Please keep the images out and set down the data exactly as given.

——————————

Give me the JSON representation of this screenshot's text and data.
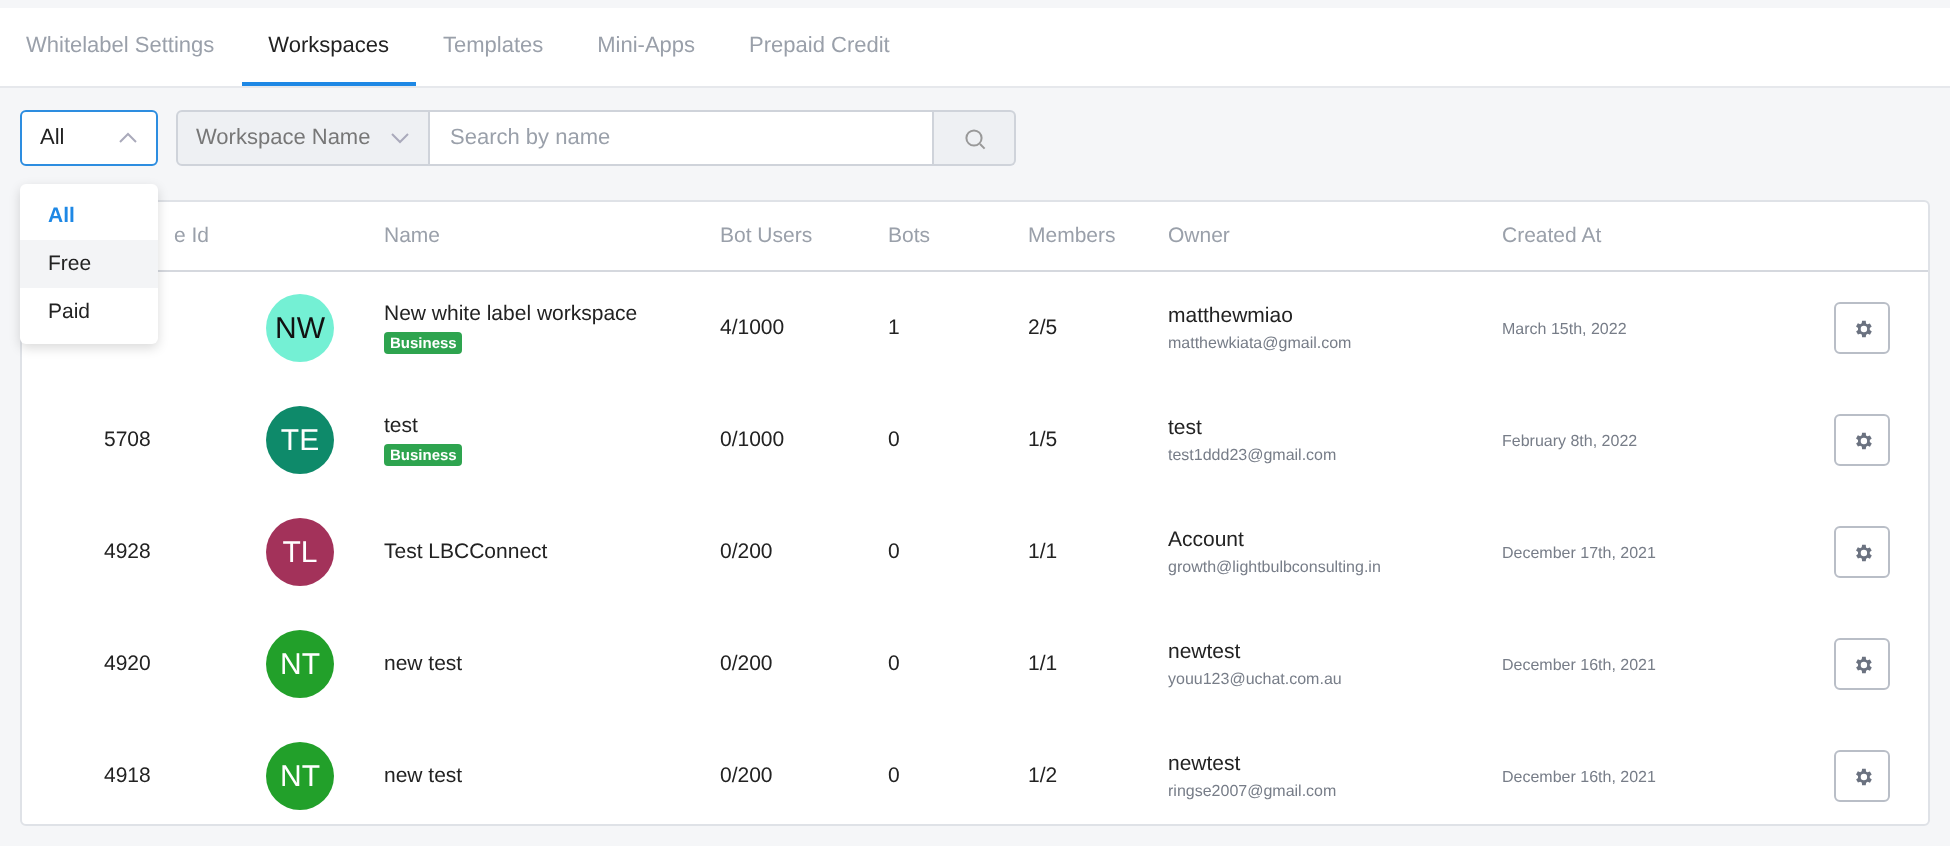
{
  "tabs": [
    {
      "label": "Whitelabel Settings",
      "selected": false
    },
    {
      "label": "Workspaces",
      "selected": true
    },
    {
      "label": "Templates",
      "selected": false
    },
    {
      "label": "Mini-Apps",
      "selected": false
    },
    {
      "label": "Prepaid Credit",
      "selected": false
    }
  ],
  "filters": {
    "plan_select": {
      "value": "All",
      "expanded": true
    },
    "field_select": {
      "value": "Workspace Name",
      "expanded": false
    },
    "search": {
      "placeholder": "Search by name"
    }
  },
  "plan_menu": [
    {
      "label": "All",
      "selected": true,
      "highlighted": false
    },
    {
      "label": "Free",
      "selected": false,
      "highlighted": true
    },
    {
      "label": "Paid",
      "selected": false,
      "highlighted": false
    }
  ],
  "table": {
    "columns": [
      "e Id",
      "Name",
      "Bot Users",
      "Bots",
      "Members",
      "Owner",
      "Created At"
    ],
    "rows": [
      {
        "initials": "NW",
        "color": "#74f0d4",
        "name": "New white label workspace",
        "badge": "Business",
        "bot_users": "4/1000",
        "bots": "1",
        "members": "2/5",
        "owner": "matthewmiao",
        "owner_email": "matthewkiata@gmail.com",
        "created_at": "March 15th, 2022"
      },
      {
        "id": "5708",
        "initials": "TE",
        "color": "#0e8a6a",
        "name": "test",
        "badge": "Business",
        "bot_users": "0/1000",
        "bots": "0",
        "members": "1/5",
        "owner": "test",
        "owner_email": "test1ddd23@gmail.com",
        "created_at": "February 8th, 2022"
      },
      {
        "id": "4928",
        "initials": "TL",
        "color": "#a3325a",
        "name": "Test LBCConnect",
        "bot_users": "0/200",
        "bots": "0",
        "members": "1/1",
        "owner": "Account",
        "owner_email": "growth@lightbulbconsulting.in",
        "created_at": "December 17th, 2021"
      },
      {
        "id": "4920",
        "initials": "NT",
        "color": "#22a02a",
        "name": "new test",
        "bot_users": "0/200",
        "bots": "0",
        "members": "1/1",
        "owner": "newtest",
        "owner_email": "youu123@uchat.com.au",
        "created_at": "December 16th, 2021"
      },
      {
        "id": "4918",
        "initials": "NT",
        "color": "#22a02a",
        "name": "new test",
        "bot_users": "0/200",
        "bots": "0",
        "members": "1/2",
        "owner": "newtest",
        "owner_email": "ringse2007@gmail.com",
        "created_at": "December 16th, 2021"
      }
    ]
  }
}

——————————

■ Result for this task
Give me the JSON representation of this screenshot's text and data.
{
  "tabs": [
    {
      "label": "Whitelabel Settings",
      "selected": false
    },
    {
      "label": "Workspaces",
      "selected": true
    },
    {
      "label": "Templates",
      "selected": false
    },
    {
      "label": "Mini-Apps",
      "selected": false
    },
    {
      "label": "Prepaid Credit",
      "selected": false
    }
  ],
  "filters": {
    "plan_select": {
      "value": "All",
      "expanded": true
    },
    "field_select": {
      "value": "Workspace Name",
      "expanded": false
    },
    "search": {
      "placeholder": "Search by name"
    }
  },
  "plan_menu": [
    {
      "label": "All",
      "selected": true,
      "highlighted": false
    },
    {
      "label": "Free",
      "selected": false,
      "highlighted": true
    },
    {
      "label": "Paid",
      "selected": false,
      "highlighted": false
    }
  ],
  "table": {
    "columns": [
      "e Id",
      "Name",
      "Bot Users",
      "Bots",
      "Members",
      "Owner",
      "Created At"
    ],
    "rows": [
      {
        "initials": "NW",
        "color": "#74f0d4",
        "name": "New white label workspace",
        "badge": "Business",
        "bot_users": "4/1000",
        "bots": "1",
        "members": "2/5",
        "owner": "matthewmiao",
        "owner_email": "matthewkiata@gmail.com",
        "created_at": "March 15th, 2022"
      },
      {
        "id": "5708",
        "initials": "TE",
        "color": "#0e8a6a",
        "name": "test",
        "badge": "Business",
        "bot_users": "0/1000",
        "bots": "0",
        "members": "1/5",
        "owner": "test",
        "owner_email": "test1ddd23@gmail.com",
        "created_at": "February 8th, 2022"
      },
      {
        "id": "4928",
        "initials": "TL",
        "color": "#a3325a",
        "name": "Test LBCConnect",
        "bot_users": "0/200",
        "bots": "0",
        "members": "1/1",
        "owner": "Account",
        "owner_email": "growth@lightbulbconsulting.in",
        "created_at": "December 17th, 2021"
      },
      {
        "id": "4920",
        "initials": "NT",
        "color": "#22a02a",
        "name": "new test",
        "bot_users": "0/200",
        "bots": "0",
        "members": "1/1",
        "owner": "newtest",
        "owner_email": "youu123@uchat.com.au",
        "created_at": "December 16th, 2021"
      },
      {
        "id": "4918",
        "initials": "NT",
        "color": "#22a02a",
        "name": "new test",
        "bot_users": "0/200",
        "bots": "0",
        "members": "1/2",
        "owner": "newtest",
        "owner_email": "ringse2007@gmail.com",
        "created_at": "December 16th, 2021"
      }
    ]
  }
}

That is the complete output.